The current TSM approach also adds another complexity that will become unbearable in time. With a single card loaded to your mobile wallet, it might be possible to go through a few keystrokes to get to the card when you need to wave your phone at the point of sale. But as soon as you have more cards, the process is going to be horrible. Imagine at Starbucks, flipping through all of your programs, selecting Starbucks, then realizing that you selected the Kuala Lumpur Starbucks application when you are in Singapore. The POS terminal flashes an error message and you have to flip through pages on your mobile phone again.
NFC will die a quick death if that becomes the user experience, yet it is exactly the user experience that we are moving towards.
Take a look at this video that I find very scary. It throws in coupons as well. You physically select each coupon that you present to the point of sale terminal, as well as choosing the payment method.
My new venture, Taggo, is a card aggregator and storefront platform designed for companies that develop CRM, loyalty, membership and point of sale systems. Taggo has not yet been launched, and already four systems providers have signed up as platform users, covering major retailers in South East Asia, India and Australia and New Zealand. Check out ETP International, Integratech, Memberson and Transactor Technologies. Integration takes around two weeks with each company. We expect to sign a total of thirty systems providers by the end of 2010.
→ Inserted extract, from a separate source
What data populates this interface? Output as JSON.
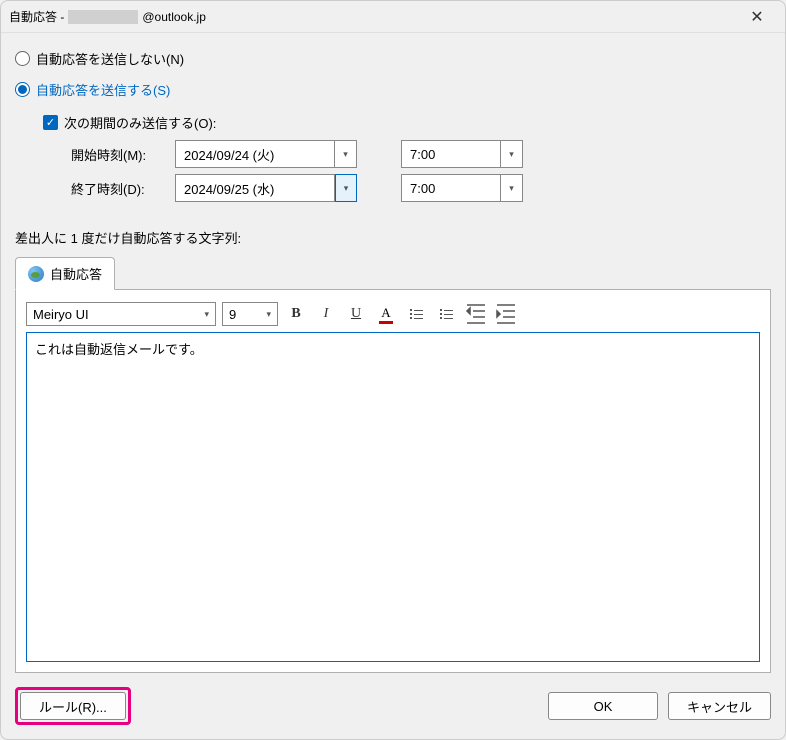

Today Taggo is an RF-ID sticker, but we are working with TSM vendors to load Taggo as an NFC application in the phone. This will automatically provide access to all of the retail solution suppliers that integrate Taggo into their systems.
Working with companies that provide retail CRM, promotion management, couponing and point of sale solutions actually takes me back to my roots as a young programmer in Denver, Colorado, in the mid-1980’s. I was working for a retail software solutions provider, developing a POS program generator that had a configurator tool designed to replicate the capabilities of popular cash registers. I learned all about promotions management, payment types, coupon processing, inventory management, and ergonomics at the point of sale.
The company was JPMA Inc. If you haven’t heard of them, you can be sure that other players in the retail solutions space have. And that’s exactly my point.